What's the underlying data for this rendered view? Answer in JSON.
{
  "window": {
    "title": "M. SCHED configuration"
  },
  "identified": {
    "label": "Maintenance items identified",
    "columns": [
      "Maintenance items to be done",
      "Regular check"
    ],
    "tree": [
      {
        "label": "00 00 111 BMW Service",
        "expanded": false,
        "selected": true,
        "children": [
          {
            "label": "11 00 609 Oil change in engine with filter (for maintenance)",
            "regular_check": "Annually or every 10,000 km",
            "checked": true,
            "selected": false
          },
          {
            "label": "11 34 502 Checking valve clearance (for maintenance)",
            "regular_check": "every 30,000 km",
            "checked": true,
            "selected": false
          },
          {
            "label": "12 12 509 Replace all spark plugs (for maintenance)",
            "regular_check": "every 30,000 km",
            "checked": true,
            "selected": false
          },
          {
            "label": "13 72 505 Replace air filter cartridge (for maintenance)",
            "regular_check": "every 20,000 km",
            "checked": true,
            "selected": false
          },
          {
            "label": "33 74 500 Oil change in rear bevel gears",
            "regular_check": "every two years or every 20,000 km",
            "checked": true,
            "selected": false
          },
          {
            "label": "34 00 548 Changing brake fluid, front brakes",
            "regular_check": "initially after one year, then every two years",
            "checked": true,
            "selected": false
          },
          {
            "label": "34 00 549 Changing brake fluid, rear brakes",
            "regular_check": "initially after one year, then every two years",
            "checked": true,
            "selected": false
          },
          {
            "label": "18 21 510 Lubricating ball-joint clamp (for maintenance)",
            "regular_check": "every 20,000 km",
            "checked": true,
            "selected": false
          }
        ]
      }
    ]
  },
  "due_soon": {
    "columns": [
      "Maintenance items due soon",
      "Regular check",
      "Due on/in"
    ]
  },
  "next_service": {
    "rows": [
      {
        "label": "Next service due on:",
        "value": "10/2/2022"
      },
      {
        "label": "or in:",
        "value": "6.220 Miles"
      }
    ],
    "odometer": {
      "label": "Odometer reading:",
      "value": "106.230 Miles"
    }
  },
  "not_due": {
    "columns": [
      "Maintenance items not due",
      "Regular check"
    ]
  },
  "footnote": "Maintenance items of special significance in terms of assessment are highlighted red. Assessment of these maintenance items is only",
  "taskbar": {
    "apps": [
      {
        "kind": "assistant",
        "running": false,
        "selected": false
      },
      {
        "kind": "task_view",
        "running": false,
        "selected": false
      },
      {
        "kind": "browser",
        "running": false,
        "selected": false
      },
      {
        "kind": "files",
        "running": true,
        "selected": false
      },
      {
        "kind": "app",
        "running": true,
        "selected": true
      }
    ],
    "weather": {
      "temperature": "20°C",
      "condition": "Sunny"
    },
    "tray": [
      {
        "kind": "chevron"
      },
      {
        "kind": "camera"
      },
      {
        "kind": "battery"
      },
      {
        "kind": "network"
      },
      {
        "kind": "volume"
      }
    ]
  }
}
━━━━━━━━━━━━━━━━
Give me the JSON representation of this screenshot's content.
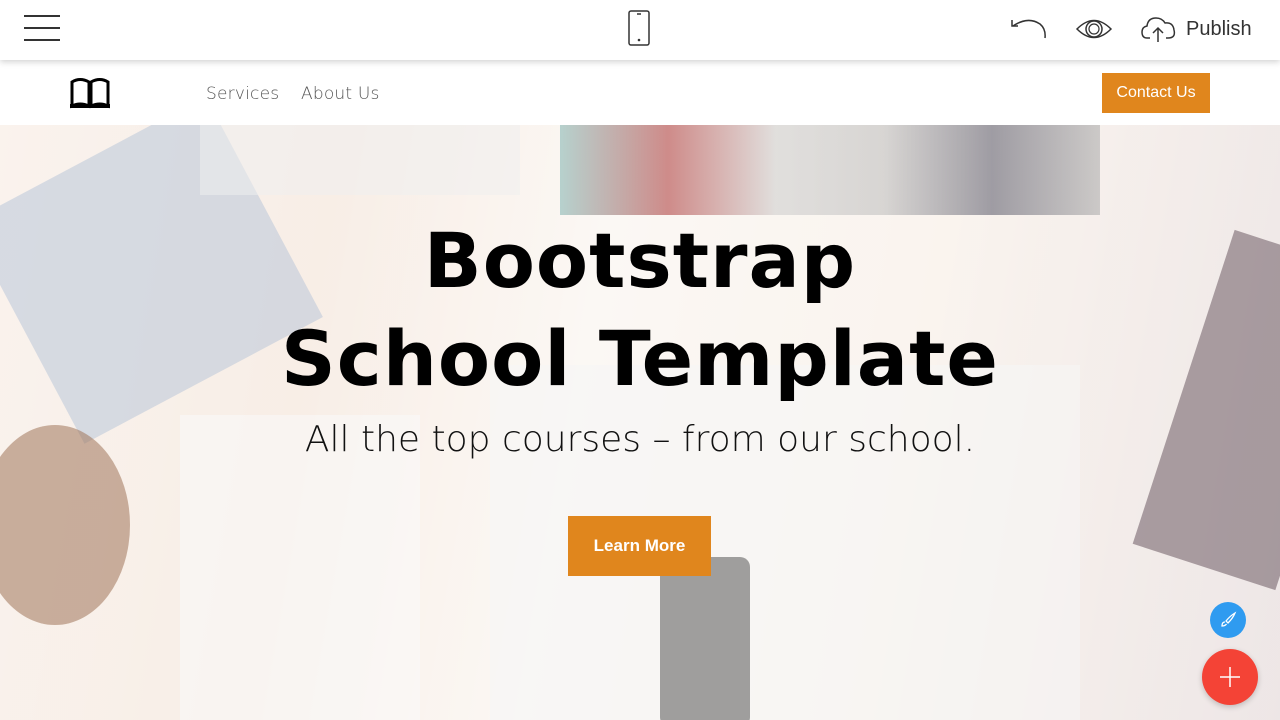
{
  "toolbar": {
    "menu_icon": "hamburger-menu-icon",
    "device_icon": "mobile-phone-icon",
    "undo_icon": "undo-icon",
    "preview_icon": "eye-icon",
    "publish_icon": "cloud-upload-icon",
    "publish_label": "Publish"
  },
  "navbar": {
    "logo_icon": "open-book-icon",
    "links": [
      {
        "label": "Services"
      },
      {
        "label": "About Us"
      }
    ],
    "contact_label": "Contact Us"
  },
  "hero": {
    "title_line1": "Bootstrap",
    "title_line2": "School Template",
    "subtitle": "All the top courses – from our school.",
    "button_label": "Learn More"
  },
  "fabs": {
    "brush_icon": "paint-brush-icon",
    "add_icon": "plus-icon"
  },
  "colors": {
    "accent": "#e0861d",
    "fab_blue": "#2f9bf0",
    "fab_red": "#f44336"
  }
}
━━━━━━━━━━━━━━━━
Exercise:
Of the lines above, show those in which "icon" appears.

Final answer:
    "menu_icon": "hamburger-menu-icon",
    "device_icon": "mobile-phone-icon",
    "undo_icon": "undo-icon",
    "preview_icon": "eye-icon",
    "publish_icon": "cloud-upload-icon",
    "logo_icon": "open-book-icon",
    "brush_icon": "paint-brush-icon",
    "add_icon": "plus-icon"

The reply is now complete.